Exercise:
Among the records, which lines include "this"? List them.

○ ○ ○

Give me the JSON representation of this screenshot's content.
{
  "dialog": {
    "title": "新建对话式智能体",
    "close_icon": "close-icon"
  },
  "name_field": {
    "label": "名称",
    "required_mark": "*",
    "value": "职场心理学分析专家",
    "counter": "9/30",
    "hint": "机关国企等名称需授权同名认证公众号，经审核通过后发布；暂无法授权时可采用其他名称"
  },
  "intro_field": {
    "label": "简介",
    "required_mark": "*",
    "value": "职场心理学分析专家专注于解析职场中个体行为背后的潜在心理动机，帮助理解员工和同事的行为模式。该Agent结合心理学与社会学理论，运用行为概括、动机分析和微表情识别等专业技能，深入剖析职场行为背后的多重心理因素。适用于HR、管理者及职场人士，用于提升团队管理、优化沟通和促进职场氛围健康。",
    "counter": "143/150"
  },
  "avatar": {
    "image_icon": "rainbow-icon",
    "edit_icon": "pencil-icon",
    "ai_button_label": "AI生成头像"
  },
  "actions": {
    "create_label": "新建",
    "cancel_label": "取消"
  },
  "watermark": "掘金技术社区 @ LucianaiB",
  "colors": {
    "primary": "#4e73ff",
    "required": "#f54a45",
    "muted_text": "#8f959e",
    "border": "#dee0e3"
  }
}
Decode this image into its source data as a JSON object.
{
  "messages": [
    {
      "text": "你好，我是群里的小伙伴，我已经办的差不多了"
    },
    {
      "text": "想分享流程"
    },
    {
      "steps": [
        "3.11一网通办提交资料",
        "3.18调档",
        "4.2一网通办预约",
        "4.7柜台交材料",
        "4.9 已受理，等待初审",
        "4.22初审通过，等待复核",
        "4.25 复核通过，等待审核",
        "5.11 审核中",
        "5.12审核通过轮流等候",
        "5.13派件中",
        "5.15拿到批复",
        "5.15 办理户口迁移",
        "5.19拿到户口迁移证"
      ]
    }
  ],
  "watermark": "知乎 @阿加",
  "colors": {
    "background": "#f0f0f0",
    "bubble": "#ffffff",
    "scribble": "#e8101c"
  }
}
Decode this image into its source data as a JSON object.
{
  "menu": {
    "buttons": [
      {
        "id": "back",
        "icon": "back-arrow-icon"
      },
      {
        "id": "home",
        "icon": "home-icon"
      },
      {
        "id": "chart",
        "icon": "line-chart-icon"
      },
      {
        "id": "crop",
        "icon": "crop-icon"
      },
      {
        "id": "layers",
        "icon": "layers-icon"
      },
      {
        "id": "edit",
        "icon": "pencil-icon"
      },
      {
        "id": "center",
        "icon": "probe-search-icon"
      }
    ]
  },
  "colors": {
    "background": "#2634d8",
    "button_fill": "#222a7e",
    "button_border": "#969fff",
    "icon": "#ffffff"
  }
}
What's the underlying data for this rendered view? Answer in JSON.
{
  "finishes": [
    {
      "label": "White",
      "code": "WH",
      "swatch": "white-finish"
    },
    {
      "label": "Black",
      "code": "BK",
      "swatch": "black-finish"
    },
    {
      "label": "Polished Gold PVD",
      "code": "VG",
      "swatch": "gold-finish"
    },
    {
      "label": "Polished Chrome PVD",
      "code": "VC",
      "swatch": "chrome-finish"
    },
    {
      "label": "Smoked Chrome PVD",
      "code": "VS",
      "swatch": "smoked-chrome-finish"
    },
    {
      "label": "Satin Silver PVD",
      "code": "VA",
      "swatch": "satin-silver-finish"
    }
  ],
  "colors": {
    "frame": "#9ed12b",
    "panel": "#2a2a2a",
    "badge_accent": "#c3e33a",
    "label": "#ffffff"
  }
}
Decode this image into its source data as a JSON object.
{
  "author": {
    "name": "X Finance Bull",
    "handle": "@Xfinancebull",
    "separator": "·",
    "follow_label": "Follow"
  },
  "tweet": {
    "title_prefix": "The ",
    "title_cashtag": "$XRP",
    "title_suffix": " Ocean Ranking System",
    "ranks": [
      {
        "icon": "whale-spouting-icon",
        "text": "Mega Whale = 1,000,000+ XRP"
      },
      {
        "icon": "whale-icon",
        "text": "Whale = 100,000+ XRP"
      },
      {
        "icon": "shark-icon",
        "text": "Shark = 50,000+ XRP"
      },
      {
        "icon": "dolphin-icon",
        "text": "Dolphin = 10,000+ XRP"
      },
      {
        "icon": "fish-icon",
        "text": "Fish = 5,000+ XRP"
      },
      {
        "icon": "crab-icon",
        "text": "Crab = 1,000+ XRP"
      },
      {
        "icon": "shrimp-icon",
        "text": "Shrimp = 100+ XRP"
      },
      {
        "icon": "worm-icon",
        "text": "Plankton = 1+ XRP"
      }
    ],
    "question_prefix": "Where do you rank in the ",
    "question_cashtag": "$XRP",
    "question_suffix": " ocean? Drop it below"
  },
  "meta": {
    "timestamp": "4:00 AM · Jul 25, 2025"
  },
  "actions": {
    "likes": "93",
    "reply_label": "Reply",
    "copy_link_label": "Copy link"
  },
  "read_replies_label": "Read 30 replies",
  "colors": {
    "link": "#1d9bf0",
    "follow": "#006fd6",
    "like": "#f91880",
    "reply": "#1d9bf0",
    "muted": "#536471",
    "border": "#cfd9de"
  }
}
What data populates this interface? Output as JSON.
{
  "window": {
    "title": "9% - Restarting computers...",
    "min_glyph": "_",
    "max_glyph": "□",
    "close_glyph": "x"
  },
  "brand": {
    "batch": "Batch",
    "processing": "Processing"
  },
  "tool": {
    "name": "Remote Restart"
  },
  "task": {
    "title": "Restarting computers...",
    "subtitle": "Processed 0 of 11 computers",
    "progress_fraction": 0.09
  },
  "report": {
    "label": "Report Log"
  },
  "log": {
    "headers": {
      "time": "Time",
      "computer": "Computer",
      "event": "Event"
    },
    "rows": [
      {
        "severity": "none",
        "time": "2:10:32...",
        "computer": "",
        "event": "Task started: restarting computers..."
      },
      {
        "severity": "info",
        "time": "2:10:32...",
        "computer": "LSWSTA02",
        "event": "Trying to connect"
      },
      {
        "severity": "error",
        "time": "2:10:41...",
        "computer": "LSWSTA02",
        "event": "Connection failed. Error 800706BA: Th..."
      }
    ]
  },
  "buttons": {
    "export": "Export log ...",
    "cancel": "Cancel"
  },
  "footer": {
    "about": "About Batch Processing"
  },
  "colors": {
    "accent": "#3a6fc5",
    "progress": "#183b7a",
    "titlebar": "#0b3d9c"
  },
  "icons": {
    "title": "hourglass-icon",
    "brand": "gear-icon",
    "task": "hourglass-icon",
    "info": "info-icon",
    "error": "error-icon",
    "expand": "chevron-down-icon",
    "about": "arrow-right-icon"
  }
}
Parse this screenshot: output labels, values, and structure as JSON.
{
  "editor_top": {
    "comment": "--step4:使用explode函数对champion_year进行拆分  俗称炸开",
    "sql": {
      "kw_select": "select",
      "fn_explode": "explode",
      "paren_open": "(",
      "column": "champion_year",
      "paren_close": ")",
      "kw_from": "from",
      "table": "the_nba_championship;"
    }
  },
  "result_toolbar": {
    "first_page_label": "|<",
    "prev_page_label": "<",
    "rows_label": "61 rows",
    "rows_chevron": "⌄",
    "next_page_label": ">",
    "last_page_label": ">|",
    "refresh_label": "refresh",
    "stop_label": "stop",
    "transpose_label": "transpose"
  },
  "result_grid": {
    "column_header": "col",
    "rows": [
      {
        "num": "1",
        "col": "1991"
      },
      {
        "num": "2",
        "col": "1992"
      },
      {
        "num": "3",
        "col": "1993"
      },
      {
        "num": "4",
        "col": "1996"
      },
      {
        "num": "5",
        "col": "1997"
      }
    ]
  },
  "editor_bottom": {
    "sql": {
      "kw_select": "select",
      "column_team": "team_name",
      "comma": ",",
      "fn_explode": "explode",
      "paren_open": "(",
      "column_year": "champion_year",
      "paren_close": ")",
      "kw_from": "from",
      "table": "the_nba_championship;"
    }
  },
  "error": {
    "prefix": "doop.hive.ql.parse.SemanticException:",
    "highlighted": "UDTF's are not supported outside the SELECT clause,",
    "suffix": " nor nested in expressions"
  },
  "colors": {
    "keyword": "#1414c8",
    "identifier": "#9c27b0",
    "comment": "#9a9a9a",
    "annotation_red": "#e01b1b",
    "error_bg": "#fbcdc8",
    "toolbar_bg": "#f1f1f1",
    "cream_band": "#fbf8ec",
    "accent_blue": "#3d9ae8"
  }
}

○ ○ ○

Your response:
Give me the JSON representation of this screenshot's content.
Decode this image into its source data as a JSON object.
Decode this image into its source data as a JSON object.
What's the underlying data for this rendered view? Answer in JSON.
Decode this image into its source data as a JSON object.
What data populates this interface? Output as JSON.
Parse this screenshot: output labels, values, and structure as JSON.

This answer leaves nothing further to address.